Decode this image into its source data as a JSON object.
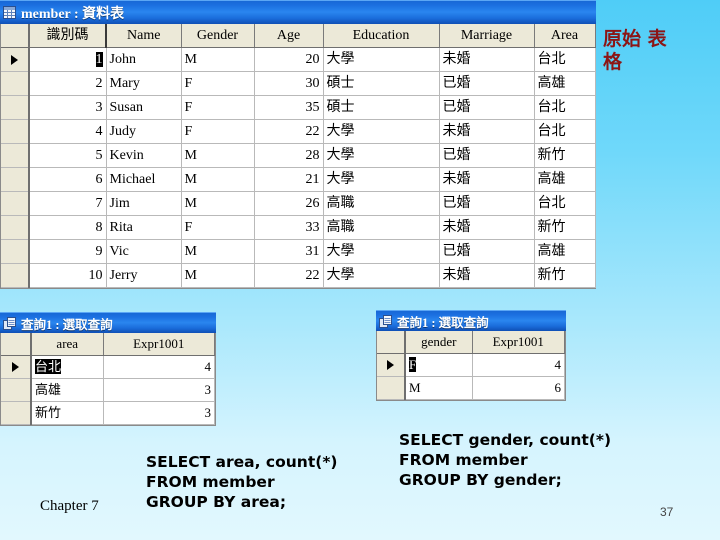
{
  "background": {
    "top_color": "#4fcdf7",
    "bottom_color": "#e2f8fe"
  },
  "member_window": {
    "icon": "table-grid-icon",
    "title": "member : 資料表",
    "columns": [
      "識別碼",
      "Name",
      "Gender",
      "Age",
      "Education",
      "Marriage",
      "Area"
    ],
    "rows": [
      {
        "id": "1",
        "name": "John",
        "gender": "M",
        "age": "20",
        "education": "大學",
        "marriage": "未婚",
        "area": "台北",
        "current": true
      },
      {
        "id": "2",
        "name": "Mary",
        "gender": "F",
        "age": "30",
        "education": "碩士",
        "marriage": "已婚",
        "area": "高雄",
        "current": false
      },
      {
        "id": "3",
        "name": "Susan",
        "gender": "F",
        "age": "35",
        "education": "碩士",
        "marriage": "已婚",
        "area": "台北",
        "current": false
      },
      {
        "id": "4",
        "name": "Judy",
        "gender": "F",
        "age": "22",
        "education": "大學",
        "marriage": "未婚",
        "area": "台北",
        "current": false
      },
      {
        "id": "5",
        "name": "Kevin",
        "gender": "M",
        "age": "28",
        "education": "大學",
        "marriage": "已婚",
        "area": "新竹",
        "current": false
      },
      {
        "id": "6",
        "name": "Michael",
        "gender": "M",
        "age": "21",
        "education": "大學",
        "marriage": "未婚",
        "area": "高雄",
        "current": false
      },
      {
        "id": "7",
        "name": "Jim",
        "gender": "M",
        "age": "26",
        "education": "高職",
        "marriage": "已婚",
        "area": "台北",
        "current": false
      },
      {
        "id": "8",
        "name": "Rita",
        "gender": "F",
        "age": "33",
        "education": "高職",
        "marriage": "未婚",
        "area": "新竹",
        "current": false
      },
      {
        "id": "9",
        "name": "Vic",
        "gender": "M",
        "age": "31",
        "education": "大學",
        "marriage": "已婚",
        "area": "高雄",
        "current": false
      },
      {
        "id": "10",
        "name": "Jerry",
        "gender": "M",
        "age": "22",
        "education": "大學",
        "marriage": "未婚",
        "area": "新竹",
        "current": false
      }
    ]
  },
  "query_area_window": {
    "icon": "query-window-icon",
    "title": "查詢1 : 選取查詢",
    "columns": [
      "area",
      "Expr1001"
    ],
    "rows": [
      {
        "key": "台北",
        "count": "4",
        "current": true
      },
      {
        "key": "高雄",
        "count": "3",
        "current": false
      },
      {
        "key": "新竹",
        "count": "3",
        "current": false
      }
    ]
  },
  "query_gender_window": {
    "icon": "query-window-icon",
    "title": "查詢1 : 選取查詢",
    "columns": [
      "gender",
      "Expr1001"
    ],
    "rows": [
      {
        "key": "F",
        "count": "4",
        "current": true
      },
      {
        "key": "M",
        "count": "6",
        "current": false
      }
    ]
  },
  "annotations": {
    "original_table_label": "原始\n表格",
    "original_table_color": "#8c1515",
    "sql_area": "SELECT area, count(*)\nFROM member\nGROUP BY area;",
    "sql_gender": "SELECT gender, count(*)\nFROM member\nGROUP BY gender;"
  },
  "footer": {
    "chapter": "Chapter 7",
    "page_number": "37"
  }
}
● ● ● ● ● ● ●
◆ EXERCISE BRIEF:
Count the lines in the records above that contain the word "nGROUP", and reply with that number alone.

◆ PROBLEM SOLUTION:
2